Give back the whole listing verbatim, printing none of its pictures.

### [The data]
------------------------------

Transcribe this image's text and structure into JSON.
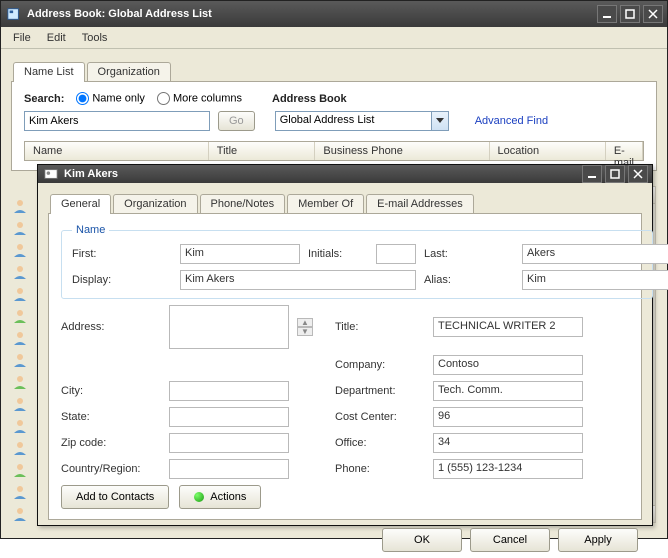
{
  "window": {
    "title": "Address Book: Global Address List",
    "menus": [
      "File",
      "Edit",
      "Tools"
    ]
  },
  "tabs": {
    "name_list": "Name List",
    "organization": "Organization"
  },
  "search": {
    "label": "Search:",
    "opt_name": "Name only",
    "opt_cols": "More columns",
    "ab_label": "Address Book",
    "value": "Kim Akers",
    "go": "Go",
    "ab_value": "Global Address List",
    "adv": "Advanced Find"
  },
  "cols": {
    "name": "Name",
    "title": "Title",
    "bphone": "Business Phone",
    "loc": "Location",
    "email": "E-mail"
  },
  "dialog": {
    "title": "Kim Akers",
    "tabs": {
      "general": "General",
      "org": "Organization",
      "phone": "Phone/Notes",
      "member": "Member Of",
      "email": "E-mail Addresses"
    },
    "name_legend": "Name",
    "labels": {
      "first": "First:",
      "initials": "Initials:",
      "last": "Last:",
      "display": "Display:",
      "alias": "Alias:",
      "address": "Address:",
      "title": "Title:",
      "company": "Company:",
      "city": "City:",
      "dept": "Department:",
      "state": "State:",
      "costcenter": "Cost Center:",
      "zip": "Zip code:",
      "office": "Office:",
      "country": "Country/Region:",
      "phone": "Phone:"
    },
    "vals": {
      "first": "Kim",
      "initials": "",
      "last": "Akers",
      "display": "Kim Akers",
      "alias": "Kim",
      "address": "",
      "title": "TECHNICAL WRITER 2",
      "company": "Contoso",
      "city": "",
      "dept": "Tech. Comm.",
      "state": "",
      "costcenter": "96",
      "zip": "",
      "office": "34",
      "country": "",
      "phone": "1 (555) 123-1234"
    },
    "buttons": {
      "add": "Add to Contacts",
      "actions": "Actions",
      "ok": "OK",
      "cancel": "Cancel",
      "apply": "Apply"
    }
  }
}
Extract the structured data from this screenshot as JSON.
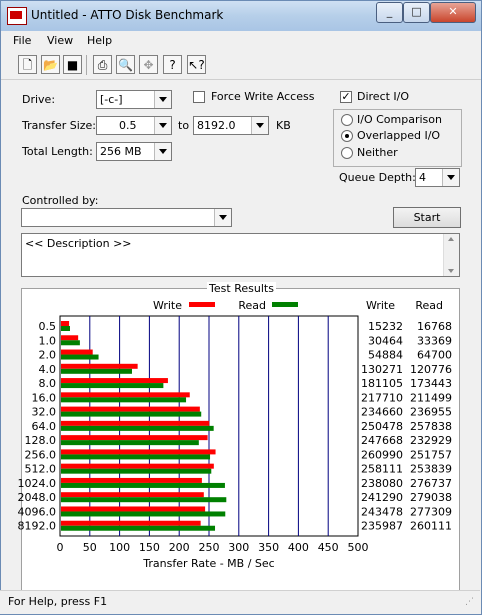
{
  "window": {
    "title": "Untitled - ATTO Disk Benchmark",
    "caption_buttons": [
      "minimize",
      "maximize",
      "close"
    ]
  },
  "menu": [
    "File",
    "View",
    "Help"
  ],
  "toolbar": {
    "icons": [
      "new-icon",
      "open-icon",
      "save-icon",
      "print-icon",
      "print-preview-icon",
      "move-icon",
      "help-icon",
      "context-help-icon"
    ]
  },
  "form": {
    "drive_label": "Drive:",
    "drive_value": "[-c-]",
    "force_write_label": "Force Write Access",
    "force_write_checked": false,
    "direct_io_label": "Direct I/O",
    "direct_io_checked": true,
    "transfer_size_label": "Transfer Size:",
    "transfer_from": "0.5",
    "to_label": "to",
    "transfer_to": "8192.0",
    "kb_label": "KB",
    "total_length_label": "Total Length:",
    "total_length_value": "256 MB",
    "io_options": [
      "I/O Comparison",
      "Overlapped I/O",
      "Neither"
    ],
    "io_selected": "Overlapped I/O",
    "queue_depth_label": "Queue Depth:",
    "queue_depth_value": "4",
    "controlled_by_label": "Controlled by:",
    "controlled_by_value": "",
    "start_label": "Start",
    "description": "<< Description >>"
  },
  "chart_data": {
    "type": "bar",
    "title": "Test Results",
    "xlabel": "Transfer Rate - MB / Sec",
    "xlim": [
      0,
      500
    ],
    "xticks": [
      "0",
      "50",
      "100",
      "150",
      "200",
      "250",
      "300",
      "350",
      "400",
      "450",
      "500"
    ],
    "categories": [
      "0.5",
      "1.0",
      "2.0",
      "4.0",
      "8.0",
      "16.0",
      "32.0",
      "64.0",
      "128.0",
      "256.0",
      "512.0",
      "1024.0",
      "2048.0",
      "4096.0",
      "8192.0"
    ],
    "series": [
      {
        "name": "Write",
        "color": "#ff0000",
        "values": [
          15.232,
          30.464,
          54.884,
          130.271,
          181.105,
          217.71,
          234.66,
          250.478,
          247.668,
          260.99,
          258.111,
          238.08,
          241.29,
          243.478,
          235.987
        ]
      },
      {
        "name": "Read",
        "color": "#008000",
        "values": [
          16.768,
          33.369,
          64.7,
          120.776,
          173.443,
          211.499,
          236.955,
          257.838,
          232.929,
          251.757,
          253.839,
          276.737,
          279.038,
          277.309,
          260.111
        ]
      }
    ],
    "table_headers": [
      "Write",
      "Read"
    ],
    "table_rows": [
      [
        "15232",
        "16768"
      ],
      [
        "30464",
        "33369"
      ],
      [
        "54884",
        "64700"
      ],
      [
        "130271",
        "120776"
      ],
      [
        "181105",
        "173443"
      ],
      [
        "217710",
        "211499"
      ],
      [
        "234660",
        "236955"
      ],
      [
        "250478",
        "257838"
      ],
      [
        "247668",
        "232929"
      ],
      [
        "260990",
        "251757"
      ],
      [
        "258111",
        "253839"
      ],
      [
        "238080",
        "276737"
      ],
      [
        "241290",
        "279038"
      ],
      [
        "243478",
        "277309"
      ],
      [
        "235987",
        "260111"
      ]
    ],
    "grid": true,
    "legend_position": "top"
  },
  "status": {
    "text": "For Help, press F1"
  }
}
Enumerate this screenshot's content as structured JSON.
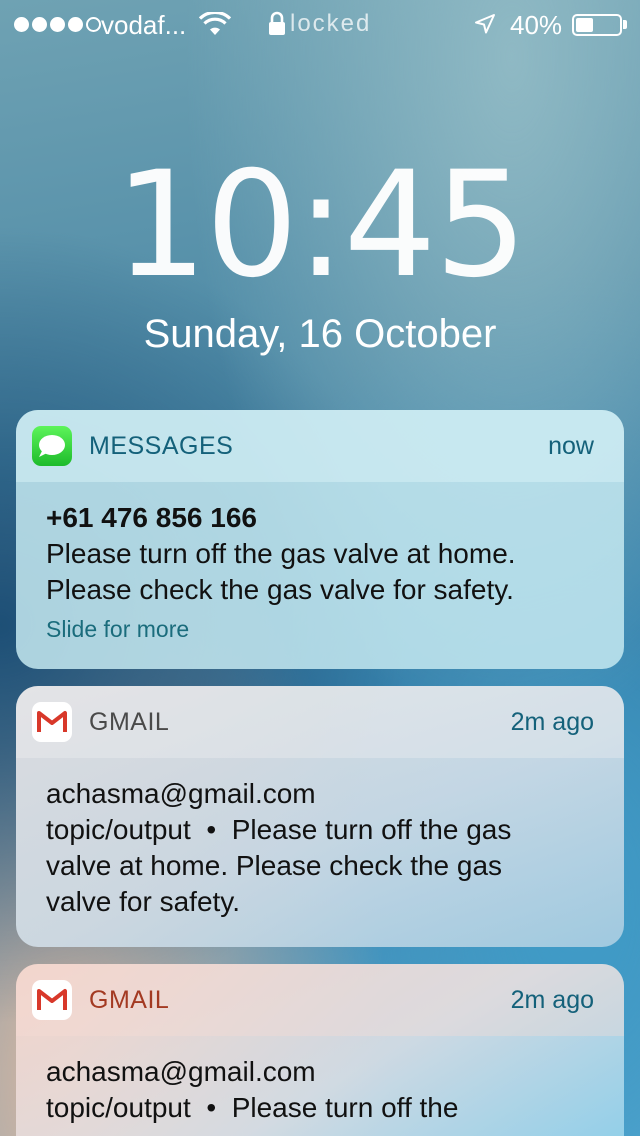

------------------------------

### [Exercise solution]
Transcribe this image's text and structure into JSON.
{
  "window": {
    "title": "Address Book: Global Address List",
    "menus": [
      "File",
      "Edit",
      "Tools"
    ]
  },
  "tabs": {
    "name_list": "Name List",
    "organization": "Organization"
  },
  "search": {
    "label": "Search:",
    "opt_name": "Name only",
    "opt_cols": "More columns",
    "ab_label": "Address Book",
    "value": "Kim Akers",
    "go": "Go",
    "ab_value": "Global Address List",
    "adv": "Advanced Find"
  },
  "cols": {
    "name": "Name",
    "title": "Title",
    "bphone": "Business Phone",
    "loc": "Location",
    "email": "E-mail"
  },
  "dialog": {
    "title": "Kim Akers",
    "tabs": {
      "general": "General",
      "org": "Organization",
      "phone": "Phone/Notes",
      "member": "Member Of",
      "email": "E-mail Addresses"
    },
    "name_legend": "Name",
    "labels": {
      "first": "First:",
      "initials": "Initials:",
      "last": "Last:",
      "display": "Display:",
      "alias": "Alias:",
      "address": "Address:",
      "title": "Title:",
      "company": "Company:",
      "city": "City:",
      "dept": "Department:",
      "state": "State:",
      "costcenter": "Cost Center:",
      "zip": "Zip code:",
      "office": "Office:",
      "country": "Country/Region:",
      "phone": "Phone:"
    },
    "vals": {
      "first": "Kim",
      "initials": "",
      "last": "Akers",
      "display": "Kim Akers",
      "alias": "Kim",
      "address": "",
      "title": "TECHNICAL WRITER 2",
      "company": "Contoso",
      "city": "",
      "dept": "Tech. Comm.",
      "state": "",
      "costcenter": "96",
      "zip": "",
      "office": "34",
      "country": "",
      "phone": "1 (555) 123-1234"
    },
    "buttons": {
      "add": "Add to Contacts",
      "actions": "Actions",
      "ok": "OK",
      "cancel": "Cancel",
      "apply": "Apply"
    }
  }
}
Extract the structured data from this screenshot as JSON.
{
  "window": {
    "title": "Untitled - ATTO Disk Benchmark",
    "caption_buttons": [
      "minimize",
      "maximize",
      "close"
    ]
  },
  "menu": [
    "File",
    "View",
    "Help"
  ],
  "toolbar": {
    "icons": [
      "new-icon",
      "open-icon",
      "save-icon",
      "print-icon",
      "print-preview-icon",
      "move-icon",
      "help-icon",
      "context-help-icon"
    ]
  },
  "form": {
    "drive_label": "Drive:",
    "drive_value": "[-c-]",
    "force_write_label": "Force Write Access",
    "force_write_checked": false,
    "direct_io_label": "Direct I/O",
    "direct_io_checked": true,
    "transfer_size_label": "Transfer Size:",
    "transfer_from": "0.5",
    "to_label": "to",
    "transfer_to": "8192.0",
    "kb_label": "KB",
    "total_length_label": "Total Length:",
    "total_length_value": "256 MB",
    "io_options": [
      "I/O Comparison",
      "Overlapped I/O",
      "Neither"
    ],
    "io_selected": "Overlapped I/O",
    "queue_depth_label": "Queue Depth:",
    "queue_depth_value": "4",
    "controlled_by_label": "Controlled by:",
    "controlled_by_value": "",
    "start_label": "Start",
    "description": "<< Description >>"
  },
  "chart_data": {
    "type": "bar",
    "title": "Test Results",
    "xlabel": "Transfer Rate - MB / Sec",
    "xlim": [
      0,
      500
    ],
    "xticks": [
      "0",
      "50",
      "100",
      "150",
      "200",
      "250",
      "300",
      "350",
      "400",
      "450",
      "500"
    ],
    "categories": [
      "0.5",
      "1.0",
      "2.0",
      "4.0",
      "8.0",
      "16.0",
      "32.0",
      "64.0",
      "128.0",
      "256.0",
      "512.0",
      "1024.0",
      "2048.0",
      "4096.0",
      "8192.0"
    ],
    "series": [
      {
        "name": "Write",
        "color": "#ff0000",
        "values": [
          15.232,
          30.464,
          54.884,
          130.271,
          181.105,
          217.71,
          234.66,
          250.478,
          247.668,
          260.99,
          258.111,
          238.08,
          241.29,
          243.478,
          235.987
        ]
      },
      {
        "name": "Read",
        "color": "#008000",
        "values": [
          16.768,
          33.369,
          64.7,
          120.776,
          173.443,
          211.499,
          236.955,
          257.838,
          232.929,
          251.757,
          253.839,
          276.737,
          279.038,
          277.309,
          260.111
        ]
      }
    ],
    "table_headers": [
      "Write",
      "Read"
    ],
    "table_rows": [
      [
        "15232",
        "16768"
      ],
      [
        "30464",
        "33369"
      ],
      [
        "54884",
        "64700"
      ],
      [
        "130271",
        "120776"
      ],
      [
        "181105",
        "173443"
      ],
      [
        "217710",
        "211499"
      ],
      [
        "234660",
        "236955"
      ],
      [
        "250478",
        "257838"
      ],
      [
        "247668",
        "232929"
      ],
      [
        "260990",
        "251757"
      ],
      [
        "258111",
        "253839"
      ],
      [
        "238080",
        "276737"
      ],
      [
        "241290",
        "279038"
      ],
      [
        "243478",
        "277309"
      ],
      [
        "235987",
        "260111"
      ]
    ],
    "grid": true,
    "legend_position": "top"
  },
  "status": {
    "text": "For Help, press F1"
  }
}
Enumerate this screenshot's content as structured JSON.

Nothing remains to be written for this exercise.